Instructions for the task: The answer must consist of every line below containing "image".

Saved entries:
- - - -

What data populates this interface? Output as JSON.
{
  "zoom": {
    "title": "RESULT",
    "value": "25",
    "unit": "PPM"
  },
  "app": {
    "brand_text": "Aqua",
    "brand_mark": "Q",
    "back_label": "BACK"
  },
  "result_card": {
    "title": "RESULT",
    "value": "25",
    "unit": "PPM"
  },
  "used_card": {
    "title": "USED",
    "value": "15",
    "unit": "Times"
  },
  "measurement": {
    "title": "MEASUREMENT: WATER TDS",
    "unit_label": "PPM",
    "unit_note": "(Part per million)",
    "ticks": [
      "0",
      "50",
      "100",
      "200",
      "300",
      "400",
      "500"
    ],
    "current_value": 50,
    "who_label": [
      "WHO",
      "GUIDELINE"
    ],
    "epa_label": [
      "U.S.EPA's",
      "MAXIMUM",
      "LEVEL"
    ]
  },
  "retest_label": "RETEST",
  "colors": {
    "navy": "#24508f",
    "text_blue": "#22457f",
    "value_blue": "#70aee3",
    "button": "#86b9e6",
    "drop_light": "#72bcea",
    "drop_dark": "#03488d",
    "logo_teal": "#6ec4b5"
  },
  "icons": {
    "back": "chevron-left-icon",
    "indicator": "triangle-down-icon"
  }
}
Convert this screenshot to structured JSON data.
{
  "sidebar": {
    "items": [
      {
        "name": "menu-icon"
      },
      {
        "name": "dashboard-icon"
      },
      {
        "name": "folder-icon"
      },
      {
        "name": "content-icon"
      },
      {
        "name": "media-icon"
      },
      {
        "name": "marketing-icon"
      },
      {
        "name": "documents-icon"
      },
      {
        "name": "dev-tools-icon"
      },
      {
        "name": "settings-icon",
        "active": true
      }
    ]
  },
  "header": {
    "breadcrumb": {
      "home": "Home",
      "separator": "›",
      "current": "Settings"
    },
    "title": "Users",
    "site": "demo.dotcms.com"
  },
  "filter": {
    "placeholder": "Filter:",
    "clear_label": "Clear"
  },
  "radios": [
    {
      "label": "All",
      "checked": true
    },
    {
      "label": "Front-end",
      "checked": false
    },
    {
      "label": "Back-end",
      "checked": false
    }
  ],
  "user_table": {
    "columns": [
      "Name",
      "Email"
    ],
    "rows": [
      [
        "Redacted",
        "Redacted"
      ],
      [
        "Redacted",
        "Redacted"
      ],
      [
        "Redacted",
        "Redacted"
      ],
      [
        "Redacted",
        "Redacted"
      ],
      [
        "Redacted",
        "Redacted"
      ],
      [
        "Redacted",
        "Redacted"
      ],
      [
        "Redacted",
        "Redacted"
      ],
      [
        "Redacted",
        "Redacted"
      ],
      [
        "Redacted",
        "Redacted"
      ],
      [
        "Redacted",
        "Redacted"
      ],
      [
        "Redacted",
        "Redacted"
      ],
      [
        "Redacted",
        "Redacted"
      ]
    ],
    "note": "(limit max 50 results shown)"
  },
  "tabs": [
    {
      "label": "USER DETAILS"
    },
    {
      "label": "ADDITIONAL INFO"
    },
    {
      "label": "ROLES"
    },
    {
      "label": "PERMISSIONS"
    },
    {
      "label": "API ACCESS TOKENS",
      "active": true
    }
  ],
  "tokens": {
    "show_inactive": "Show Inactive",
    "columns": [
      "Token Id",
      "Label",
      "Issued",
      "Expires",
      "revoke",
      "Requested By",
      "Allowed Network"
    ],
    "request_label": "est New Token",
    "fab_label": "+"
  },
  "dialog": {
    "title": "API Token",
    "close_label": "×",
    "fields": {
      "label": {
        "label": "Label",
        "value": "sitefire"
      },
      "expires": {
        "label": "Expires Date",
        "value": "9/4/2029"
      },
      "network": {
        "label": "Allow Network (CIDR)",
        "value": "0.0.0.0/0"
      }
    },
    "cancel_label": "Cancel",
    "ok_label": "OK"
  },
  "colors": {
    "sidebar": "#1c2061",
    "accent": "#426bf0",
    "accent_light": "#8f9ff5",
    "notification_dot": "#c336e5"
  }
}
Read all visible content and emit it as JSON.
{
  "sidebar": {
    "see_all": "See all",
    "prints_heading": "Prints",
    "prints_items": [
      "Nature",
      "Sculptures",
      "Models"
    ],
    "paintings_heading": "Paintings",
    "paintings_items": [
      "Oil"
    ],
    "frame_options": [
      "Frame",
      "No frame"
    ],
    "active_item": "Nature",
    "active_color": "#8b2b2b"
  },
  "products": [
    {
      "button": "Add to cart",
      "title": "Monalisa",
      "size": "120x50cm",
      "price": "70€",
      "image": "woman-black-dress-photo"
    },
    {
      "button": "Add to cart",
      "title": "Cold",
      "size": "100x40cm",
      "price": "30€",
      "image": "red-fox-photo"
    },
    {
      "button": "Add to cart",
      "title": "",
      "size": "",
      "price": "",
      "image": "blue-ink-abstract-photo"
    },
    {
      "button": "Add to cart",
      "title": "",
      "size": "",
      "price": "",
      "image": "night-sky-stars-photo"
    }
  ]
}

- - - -

Problem solution:
      "image": "woman-black-dress-photo"
      "image": "red-fox-photo"
      "image": "blue-ink-abstract-photo"
      "image": "night-sky-stars-photo"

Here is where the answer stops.